The problem is that what looks like a revolution from one perspective doesn’t from another. Muskets, for example, had been of increasing use over a century before Gustav Adolf appeared on the scene. I’d guess the Swiss pikemen at Biocca (1522) and Pavia (1525) would probably have conceded that firearms were quite useful. The sudden appearance of successful Swedish armies in the 1630’s seems to be less due to a military revolution and more to do with a funded, disciplined force under a commander of talent appearing in something of a power vacuum.
Another claimant for the title of military revolutionary is Iphicrates. It is claimed that he invented a whole new style of warfare when his peltasts mauled a Spartan more near Corinth in 390 BC. Now, granted, Iphicrates won great fame for this exploit, and based a career as a major military and political figure on it, but it was hardly unprecedented. Peltasts had been around since at least Pylos, according to Thucydides, in 425 BC, where they had proved their worth against Spartan hoplites. Indeed, assorted lighter troops, some of which may well have been peltasts, are often hanging around of the edge of Thucydides’ forces, but he only names peltasts specifically at this point. Did Iphicrates cause a military revolution? It would seem not, on balance.
So, was there ever a military revolution?
I can’t really think of one, and the problem, of course, lies in the definition of the word ‘revolution’. From some perspectives, a decade or so can be revolutionary. But actually, as lived reality, a decade is quite a long time. Things seen from the perspective of a century can make a decade seem rapid, but not to those involved.
I suppose the most obvious candidates for military revolutions are the coming of gunpowder, and the tank. However, the first cannon were around from about the 14th century, but did not really become effective enough, in England at least, to displace the bow until the mid-sixteenth century. 250 years of evolution does not make a revolution.
The tank is perhaps more interesting. There is little doubt that the blitzkrieg tactics of 1939-40 caught everyone by surprise, including the Germans. As you probably know, however, they had been anticipated in military theory of the 1920s, and also tested in battle at Cambari (1917) and in the allied advance in late 1918. While the evolution of tank tactics was more rapid than that of gunpowder, 20 years or so is a fair time, so from the perspective of a single life, it was hardly a revolution.
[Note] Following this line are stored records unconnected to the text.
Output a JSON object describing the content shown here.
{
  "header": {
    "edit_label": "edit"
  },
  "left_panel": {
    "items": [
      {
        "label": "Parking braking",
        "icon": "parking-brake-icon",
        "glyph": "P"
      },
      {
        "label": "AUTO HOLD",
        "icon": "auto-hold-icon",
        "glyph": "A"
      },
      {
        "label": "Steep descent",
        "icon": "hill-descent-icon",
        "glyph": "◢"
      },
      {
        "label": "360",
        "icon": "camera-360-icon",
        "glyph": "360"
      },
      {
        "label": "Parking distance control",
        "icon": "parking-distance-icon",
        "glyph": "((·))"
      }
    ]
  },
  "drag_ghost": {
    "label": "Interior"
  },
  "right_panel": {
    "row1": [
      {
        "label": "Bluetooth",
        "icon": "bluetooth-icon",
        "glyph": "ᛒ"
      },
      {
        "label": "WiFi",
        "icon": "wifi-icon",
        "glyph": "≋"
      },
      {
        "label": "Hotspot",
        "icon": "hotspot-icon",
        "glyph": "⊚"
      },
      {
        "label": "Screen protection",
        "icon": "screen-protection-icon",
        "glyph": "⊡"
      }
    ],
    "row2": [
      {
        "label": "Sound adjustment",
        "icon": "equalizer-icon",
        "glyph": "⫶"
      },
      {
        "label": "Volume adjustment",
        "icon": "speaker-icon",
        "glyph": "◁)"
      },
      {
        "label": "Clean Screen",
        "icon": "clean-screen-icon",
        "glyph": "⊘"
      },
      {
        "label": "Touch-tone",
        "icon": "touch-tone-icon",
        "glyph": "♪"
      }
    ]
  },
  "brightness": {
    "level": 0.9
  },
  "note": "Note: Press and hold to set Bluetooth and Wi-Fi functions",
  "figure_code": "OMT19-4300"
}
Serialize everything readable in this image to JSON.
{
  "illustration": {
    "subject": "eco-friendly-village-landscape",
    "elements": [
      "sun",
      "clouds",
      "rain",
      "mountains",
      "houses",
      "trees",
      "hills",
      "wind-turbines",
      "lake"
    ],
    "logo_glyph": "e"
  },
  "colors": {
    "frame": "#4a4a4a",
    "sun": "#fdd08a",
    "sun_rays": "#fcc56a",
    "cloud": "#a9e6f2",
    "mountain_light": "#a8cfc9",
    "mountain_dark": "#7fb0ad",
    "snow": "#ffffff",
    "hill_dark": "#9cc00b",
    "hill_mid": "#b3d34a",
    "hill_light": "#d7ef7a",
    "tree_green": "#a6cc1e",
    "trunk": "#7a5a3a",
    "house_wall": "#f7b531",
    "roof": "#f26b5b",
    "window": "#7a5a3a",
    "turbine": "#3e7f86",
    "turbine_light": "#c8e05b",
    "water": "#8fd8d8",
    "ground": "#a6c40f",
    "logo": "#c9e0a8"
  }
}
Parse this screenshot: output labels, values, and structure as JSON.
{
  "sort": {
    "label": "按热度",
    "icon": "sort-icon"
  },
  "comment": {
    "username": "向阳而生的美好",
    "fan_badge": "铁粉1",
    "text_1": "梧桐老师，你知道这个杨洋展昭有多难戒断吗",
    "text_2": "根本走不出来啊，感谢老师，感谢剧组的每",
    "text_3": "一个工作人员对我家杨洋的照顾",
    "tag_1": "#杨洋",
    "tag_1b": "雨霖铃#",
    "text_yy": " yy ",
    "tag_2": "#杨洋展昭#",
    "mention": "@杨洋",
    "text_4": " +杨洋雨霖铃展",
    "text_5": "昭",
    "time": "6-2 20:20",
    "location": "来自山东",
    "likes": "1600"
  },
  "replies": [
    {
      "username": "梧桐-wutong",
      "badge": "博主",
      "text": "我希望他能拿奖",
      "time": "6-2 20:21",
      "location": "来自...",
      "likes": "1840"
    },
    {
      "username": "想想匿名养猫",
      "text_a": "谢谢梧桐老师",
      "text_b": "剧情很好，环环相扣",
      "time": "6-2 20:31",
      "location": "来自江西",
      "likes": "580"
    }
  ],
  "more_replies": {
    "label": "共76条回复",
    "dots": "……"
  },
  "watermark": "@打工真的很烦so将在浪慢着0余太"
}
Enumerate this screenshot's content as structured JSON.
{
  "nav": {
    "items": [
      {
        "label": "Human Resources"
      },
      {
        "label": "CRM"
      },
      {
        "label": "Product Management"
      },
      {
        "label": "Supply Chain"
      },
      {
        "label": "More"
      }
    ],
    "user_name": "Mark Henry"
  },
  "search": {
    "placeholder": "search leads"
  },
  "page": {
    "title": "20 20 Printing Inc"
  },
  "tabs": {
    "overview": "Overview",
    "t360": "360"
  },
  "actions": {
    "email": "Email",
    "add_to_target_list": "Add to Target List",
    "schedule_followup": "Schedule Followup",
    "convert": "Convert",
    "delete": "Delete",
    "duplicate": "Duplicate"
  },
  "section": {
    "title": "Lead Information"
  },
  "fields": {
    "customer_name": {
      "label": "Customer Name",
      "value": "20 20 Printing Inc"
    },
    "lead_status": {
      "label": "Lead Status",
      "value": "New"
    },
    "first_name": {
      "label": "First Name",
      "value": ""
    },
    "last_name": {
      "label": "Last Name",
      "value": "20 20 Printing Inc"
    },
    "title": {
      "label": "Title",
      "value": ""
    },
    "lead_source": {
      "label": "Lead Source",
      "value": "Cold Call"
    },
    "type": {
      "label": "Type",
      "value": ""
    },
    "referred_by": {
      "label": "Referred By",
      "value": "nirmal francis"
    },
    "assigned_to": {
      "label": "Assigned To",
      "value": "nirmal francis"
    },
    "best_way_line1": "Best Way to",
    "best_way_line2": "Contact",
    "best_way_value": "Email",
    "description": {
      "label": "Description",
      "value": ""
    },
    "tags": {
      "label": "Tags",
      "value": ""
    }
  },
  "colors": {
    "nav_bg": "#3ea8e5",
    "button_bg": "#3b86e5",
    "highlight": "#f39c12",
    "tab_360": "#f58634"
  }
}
In fact, the most likely cause of anyone crying ‘military revolution’ is ignorance of what passed before. Histoprians of the 17th century come over all vague when it comes to sixteenth century armies, while those of the sixteenth century are equally bemused by that fifteenth and so on. Therefore, the cry of revolution goes up whenever something that looks new appears on the battlefield. I have little doubt that the users of said technology or tactics would be bemused by the label.
So, as wargamers, where does this leave us? I’ve already grumbled extensively about excessive periodization and trying to pitch thousands of years into one rule set. The above may well sound like an argument to the contrary. I’m not sure it does, but we need not to look for revolutions, but to see how far evolution has gone. The British army in 1914, for example, was very different from that in 1916, and that was different from 1918. The royal army in 1642 was different from that in 1645. So we need to keep an eye on this, and not try to stretch our rule sets too far, while accepting that they can, and must be able to stretch a little as the armies of our period evolve.